Park, 27 in April, could be in limbo with his new club the same way he was in with the Pirates. The South Korea native broke in with the Yankees last July and has since batted .201/.291/.346 with five homers and 20 RBIs in 68 games between New York and Pittsburgh. He, like Dalbec, has two minor-league options remaining but also comes with more years of control since he does not become arbitration-eligible until 2026.

Dalbec and Park represent just two possibilities for chief baseball officer Chaim Bloom when it comes to trimming down the size of the Sox’ 40-man roster. Relievers Ryan Brasier and Darwinzon Hernandez were each tendered contracts last month but are coming off disappointing 2022 seasons. Jeter Downs, the top prospect acquired from the Dodgers in the Mookie Betts trade, made his major-league debut in June but looked outmatched at times at the plate. The same can be said for outfielder Jarren Duran.

Hosmer opted in to the final three years and $39 million of his contract in early November. The Red Sox, however, only owe the 33-year-old the league minimum over the next three seasons after acquiring him from the Padres at the trade deadline. Since Hosmer has a no-trade clause and therefore has the right to reject a move to another team, Boston could elect to simply designate him for assignment or outright release him if all else fails.

All told, the Red Sox will have some interesting — and maybe even difficult — decisions to make in the coming days as they introduce Jansen and Yoshida to the organization.
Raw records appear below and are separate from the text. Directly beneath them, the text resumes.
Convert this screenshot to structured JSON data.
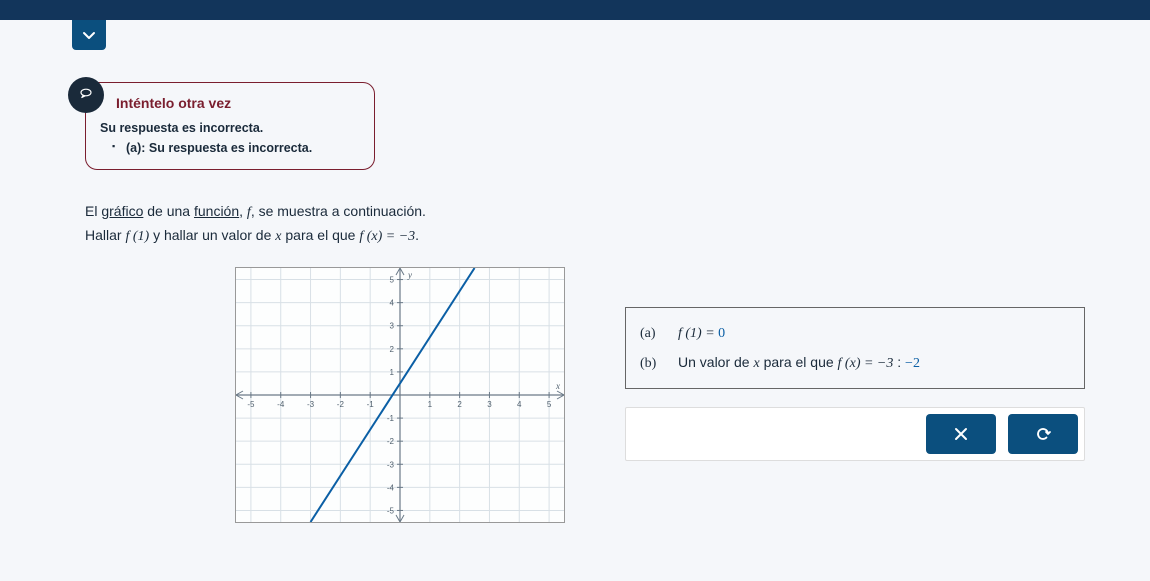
{
  "feedback": {
    "title": "Inténtelo otra vez",
    "sub": "Su respuesta es incorrecta.",
    "bullet": "(a): Su respuesta es incorrecta."
  },
  "problem": {
    "line1_pre": "El ",
    "line1_link1": "gráfico",
    "line1_mid": " de una ",
    "line1_link2": "función",
    "line1_post": ", ",
    "line1_f": "f",
    "line1_end": ", se muestra a continuación.",
    "line2_pre": "Hallar ",
    "line2_f1": "f (1)",
    "line2_mid": " y hallar un valor de ",
    "line2_x": "x",
    "line2_mid2": " para el que ",
    "line2_fx": "f (x) = −3",
    "line2_end": "."
  },
  "answers": {
    "a_label": "(a)",
    "a_expr": "f (1) = ",
    "a_value": "0",
    "b_label": "(b)",
    "b_text_pre": "Un valor de ",
    "b_x": "x",
    "b_text_mid": " para el que ",
    "b_fx": "f (x) = −3",
    "b_colon": " : ",
    "b_value": "−2"
  },
  "buttons": {
    "clear": "×",
    "reset": "↻"
  },
  "chart_data": {
    "type": "line",
    "title": "",
    "xlabel": "x",
    "ylabel": "y",
    "xlim": [
      -5.5,
      5.5
    ],
    "ylim": [
      -5.5,
      5.5
    ],
    "x_ticks": [
      -5,
      -4,
      -3,
      -2,
      -1,
      1,
      2,
      3,
      4,
      5
    ],
    "y_ticks": [
      -5,
      -4,
      -3,
      -2,
      -1,
      1,
      2,
      3,
      4,
      5
    ],
    "series": [
      {
        "name": "f",
        "color": "#0b5fa5",
        "x": [
          -3,
          2.5
        ],
        "y": [
          -5.5,
          5.5
        ]
      }
    ],
    "grid": true
  }
}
(Picture of Chaim Bloom: Billie Weiss/Boston Red Sox/Getty Images)